The team that comprised 10 people saw their chance and took turns to make pasta and sauces. Later, a chef was hired that could cook for them to make meals. The premise was really from farm to table. Visitors were able to take ingredients from the farm, according to the respected hygiene rules, what would be used for their lunch and dinner.
The table setting
“It became such a hype that we created a 4-course plant-based menu made by our chef, combined with drinks and cocktails. All meals and cocktails have components of what we grow at the farm. Every Saturday, we have pop-up dinners where people are seated together at a long table. It’s a really great experience as you get to meet other people, harvest produce and create your own meal.”
According to Ralph, it’s a great way to have people come and visit the farm since that’s not very common. As well as the plant-based meals since the Philippine culture is very meat-centered. Urban Greens sees the new pop us as a great alternative to promote a vegetarian focused diet, which can be as fulfilling as meat.
Some of the meals that can be eaten at the diner
Alternative side streams
Besides the restaurant, the company does food delivery for its customers that ordered produce online. They’ve even managed to host events such as Yoga classes in their idle warehouse space.
“We’ve had requests coming in to have yoga classes in front of the farm, because of the really cool looking environment. There’s a lot of space available, so we’re looking into these options, of course, all within the current safety limitations,” Ralph notes.
Fresh pestos, kale hummus and tea are on the menu. In the future, basil oil might be added as Urban Greens doesn’t lack to find new ways to get revenue streams in. “Marketing and sales is something that we will be focusing our attention on now. Prior to this, we had to make sure that the produce was of superior quality otherwise our marketing and sales efforts would be short lived. Luckily, we kept ourselves afloat with the alternative activities and products,” Ralph adds.
Open to internships
International travel for tourists is opening up again and offers internship placements. Urban Greens is open for interns and anyone that is interested in a short-term stay, experimenting in agriculture.

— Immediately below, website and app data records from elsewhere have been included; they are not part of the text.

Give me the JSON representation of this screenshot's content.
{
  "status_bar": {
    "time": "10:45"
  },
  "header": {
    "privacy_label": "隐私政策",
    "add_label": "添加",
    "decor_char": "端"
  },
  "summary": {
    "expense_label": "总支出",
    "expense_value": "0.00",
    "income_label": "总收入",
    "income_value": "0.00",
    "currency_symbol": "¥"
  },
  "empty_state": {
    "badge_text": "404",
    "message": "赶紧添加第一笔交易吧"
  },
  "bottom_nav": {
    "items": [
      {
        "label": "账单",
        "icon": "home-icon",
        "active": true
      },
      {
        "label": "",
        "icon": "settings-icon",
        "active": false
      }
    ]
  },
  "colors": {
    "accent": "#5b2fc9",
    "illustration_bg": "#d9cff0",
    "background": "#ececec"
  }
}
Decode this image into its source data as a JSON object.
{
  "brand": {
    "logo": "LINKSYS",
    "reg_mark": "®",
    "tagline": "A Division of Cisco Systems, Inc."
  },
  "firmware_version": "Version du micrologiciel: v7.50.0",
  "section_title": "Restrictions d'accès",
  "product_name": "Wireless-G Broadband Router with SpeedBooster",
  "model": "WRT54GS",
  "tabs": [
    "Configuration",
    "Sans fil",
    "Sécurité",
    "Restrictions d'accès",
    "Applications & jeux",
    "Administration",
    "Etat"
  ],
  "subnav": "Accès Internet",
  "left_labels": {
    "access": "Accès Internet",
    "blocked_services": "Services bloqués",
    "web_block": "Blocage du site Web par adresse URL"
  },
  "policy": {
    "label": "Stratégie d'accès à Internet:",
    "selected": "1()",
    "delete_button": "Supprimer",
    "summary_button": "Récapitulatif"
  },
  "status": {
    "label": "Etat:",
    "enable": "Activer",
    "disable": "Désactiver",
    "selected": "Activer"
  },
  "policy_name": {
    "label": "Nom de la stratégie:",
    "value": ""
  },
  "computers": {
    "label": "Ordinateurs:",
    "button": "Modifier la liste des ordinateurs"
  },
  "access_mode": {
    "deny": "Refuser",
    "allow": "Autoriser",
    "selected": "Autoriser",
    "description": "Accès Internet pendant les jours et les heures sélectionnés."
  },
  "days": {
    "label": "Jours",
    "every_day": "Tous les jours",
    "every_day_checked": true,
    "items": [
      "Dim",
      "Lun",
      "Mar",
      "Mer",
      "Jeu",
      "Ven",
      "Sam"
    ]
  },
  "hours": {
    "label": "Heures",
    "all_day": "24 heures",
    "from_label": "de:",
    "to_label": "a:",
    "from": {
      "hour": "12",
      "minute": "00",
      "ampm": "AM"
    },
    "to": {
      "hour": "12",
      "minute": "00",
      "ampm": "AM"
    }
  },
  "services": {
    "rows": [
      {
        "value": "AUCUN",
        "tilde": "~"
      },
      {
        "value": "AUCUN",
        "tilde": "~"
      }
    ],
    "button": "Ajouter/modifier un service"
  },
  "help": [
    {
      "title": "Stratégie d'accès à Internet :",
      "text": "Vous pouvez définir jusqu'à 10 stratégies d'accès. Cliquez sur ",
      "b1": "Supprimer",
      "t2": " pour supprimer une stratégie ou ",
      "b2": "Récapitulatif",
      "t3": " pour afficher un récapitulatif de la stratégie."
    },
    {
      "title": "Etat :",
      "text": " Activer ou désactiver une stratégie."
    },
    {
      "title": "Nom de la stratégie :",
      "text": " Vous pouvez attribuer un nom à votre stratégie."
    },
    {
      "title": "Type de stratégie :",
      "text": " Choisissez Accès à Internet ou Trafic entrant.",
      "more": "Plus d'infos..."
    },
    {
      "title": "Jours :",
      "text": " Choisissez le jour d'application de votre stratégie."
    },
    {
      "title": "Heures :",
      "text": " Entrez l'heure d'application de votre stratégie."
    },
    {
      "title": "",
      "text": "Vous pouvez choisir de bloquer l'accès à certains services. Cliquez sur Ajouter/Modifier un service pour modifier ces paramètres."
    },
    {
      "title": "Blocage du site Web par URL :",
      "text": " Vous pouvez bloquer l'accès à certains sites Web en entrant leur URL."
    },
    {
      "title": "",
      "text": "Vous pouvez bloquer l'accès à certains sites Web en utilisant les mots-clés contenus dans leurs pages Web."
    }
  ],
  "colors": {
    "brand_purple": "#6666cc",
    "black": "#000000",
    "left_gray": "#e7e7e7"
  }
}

“It’s super interesting to work in agriculture and to expand your horizon and skillset. Since this market has so many potential and opportunities, we, therefore, want to make this publicly available.”